One in three law firms was targeted by cyberscammers in 2017-18, up from a quarter the previous year, the Law Society’s annual survey of professional indemnity insurance (PII) shows. Only 6% of scams, most commonly spam and phishing, resulted in a data breach and just 3% led to financial loss – but Chancery Lane is warning firms not to be complacent.
‘The effects of just one successful attack can be devastating for clients, law firms and staff,’ stressed Society president Christina Blacklaws.
Elsewhere, the survey confirms a common sentiment that the market is hardening after years of lower premiums. The mean price of PII fell by 0.3% in 2017-18, compared with a fall of 1.3% in the previous 12 months.
The report cautions: ‘This is unfortunate, but a slow and steady increase in premiums may be necessary to maintain competition, because if PII is not profitable, more underwriters will drop out of the market, leaving those that remain freer to charge what they want.’
As the Gazette has reported, Libra Managers, which provided cover to 20 of the top-200, will not underwrite any new business from today. Aspen Insurance UK has also bowed out.
Of 62 classes of insurance identified by Lloyd’s between 2011 and 2016, non-US PII was the second-worst-performing category in terms of its aggregate negative effect on profitability.
Solicitors await the outcome of the Solicitors Regulation Authority’s reheated and highly controversial proposals to reform PII. These would cut the minimum single claim limit it requires firms to insure for to £500,000 – or £1m for conveyancing work.
Today’s survey reiterates Chancery Lane’s view that there ‘is no good reason to suppose that reforms suggested by the SRA – such as lowering minimum indemnity limits by half or more and removing from cover all commercial clients with turnovers in excess of £2m – would lower costs for our members, let alone their clients’.

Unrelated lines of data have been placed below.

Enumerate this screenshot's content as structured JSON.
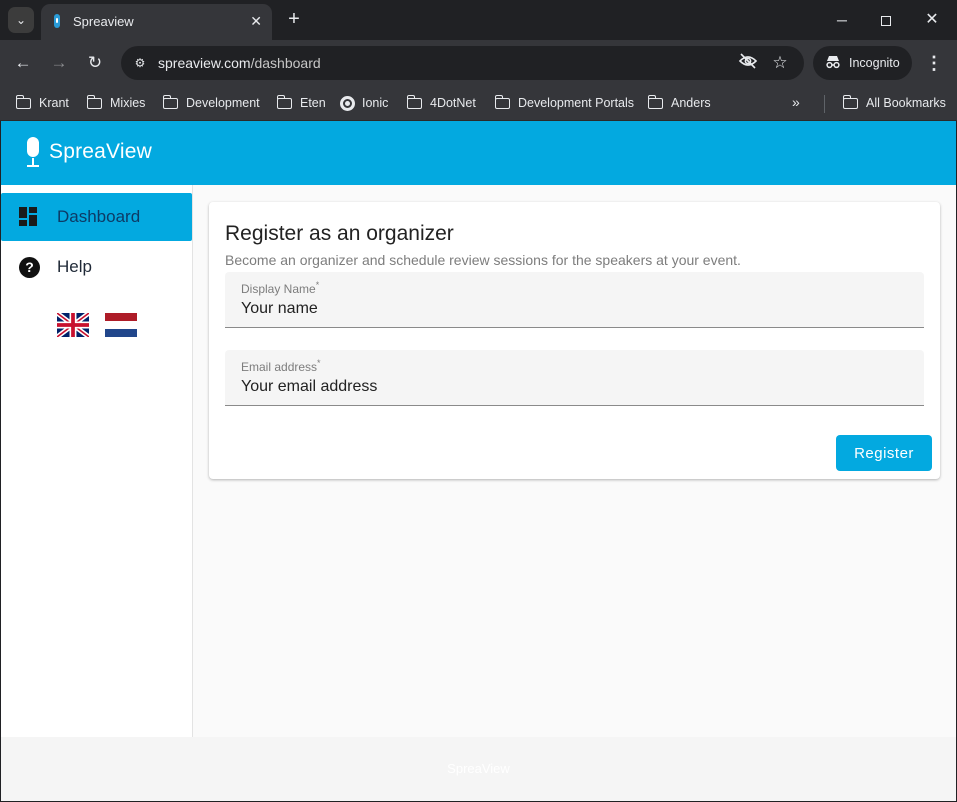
{
  "browser": {
    "tab_title": "Spreaview",
    "url_domain": "spreaview.com",
    "url_path": "/dashboard",
    "profile_label": "Incognito",
    "bookmarks": [
      "Krant",
      "Mixies",
      "Development",
      "Eten",
      "Ionic",
      "4DotNet",
      "Development Portals",
      "Anders"
    ],
    "all_bookmarks_label": "All Bookmarks"
  },
  "app": {
    "logo_text": "SpreaView",
    "brand_color": "#03a9e0",
    "nav": [
      {
        "label": "Dashboard",
        "icon": "dashboard-icon",
        "active": true
      },
      {
        "label": "Help",
        "icon": "help-icon",
        "active": false
      }
    ],
    "languages": [
      "uk-flag",
      "nl-flag"
    ],
    "footer_text": "SpreaView"
  },
  "register_card": {
    "title": "Register as an organizer",
    "subtitle": "Become an organizer and schedule review sessions for the speakers at your event.",
    "display_name": {
      "label": "Display Name",
      "required_mark": "*",
      "placeholder": "Your name",
      "value": ""
    },
    "email": {
      "label": "Email address",
      "required_mark": "*",
      "placeholder": "Your email address",
      "value": ""
    },
    "submit_label": "Register"
  }
}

The most widely used insurer in 2017-18 was Travelers. More than three-quarters of firms remained with the same insurer they used in the previous renewal round, while almost four-fifths submitted only one proposal form.

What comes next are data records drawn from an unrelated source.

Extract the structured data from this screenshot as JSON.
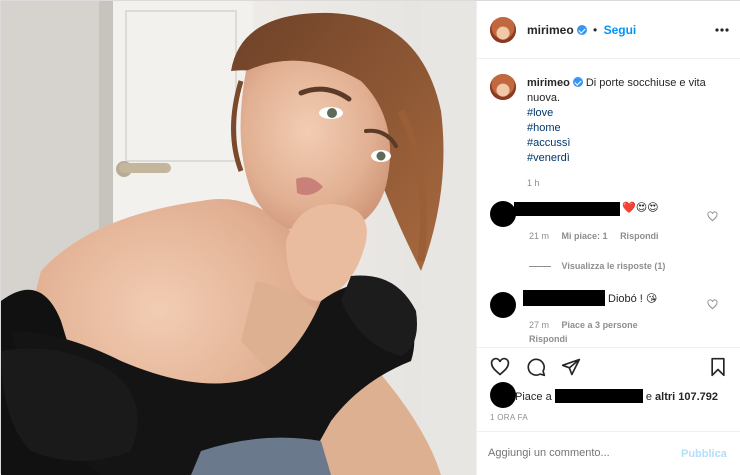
{
  "post": {
    "username": "mirimeo",
    "dot": "•",
    "follow_label": "Segui",
    "more_icon": "more-horizontal-icon"
  },
  "caption": {
    "username": "mirimeo",
    "text": "Di porte socchiuse e vita nuova.",
    "hashtags": [
      "#love",
      "#home",
      "#accussì",
      "#venerdì"
    ],
    "time": "1 h"
  },
  "comments": [
    {
      "emojis": "❤️😍😍",
      "time": "21 m",
      "likes": "Mi piace: 1",
      "reply_label": "Rispondi",
      "view_replies": "Visualizza le risposte (1)"
    },
    {
      "text": "Diobó !",
      "emoji": "😘",
      "time": "27 m",
      "likes": "Piace a 3 persone",
      "reply_label": "Rispondi"
    }
  ],
  "likes": {
    "prefix": "Piace a",
    "suffix": "e",
    "others": "altri 107.792"
  },
  "timestamp": "1 ORA FA",
  "add_comment": {
    "placeholder": "Aggiungi un commento...",
    "publish_label": "Pubblica"
  },
  "colors": {
    "accent": "#0095f6",
    "hashtag": "#00376b",
    "heart_red": "#ed4956"
  }
}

A slow and steady increase in premiums may be necessary to maintain competition, because if PII is not profitable, more underwriters will drop out of the market
Annual PII survey
More firms are moving to longer policies, following the abolition of the common renewal date four years ago. More than a quarter of firms now have 18-month policies and the number of firms opting for 24-month policies increased from zero in 2016-17 to 5%. ‘Purchasing a longer-term policy is a sensible way to lock in a low price in the face of a hardening market,’ the Society said.
Worryingly, 47% of firms remain unaware of the 2020 closure of the Solicitors Indemnity Fund, potentially exposing themselves to a ‘cliff edge’ in terms of long-term run-off cover.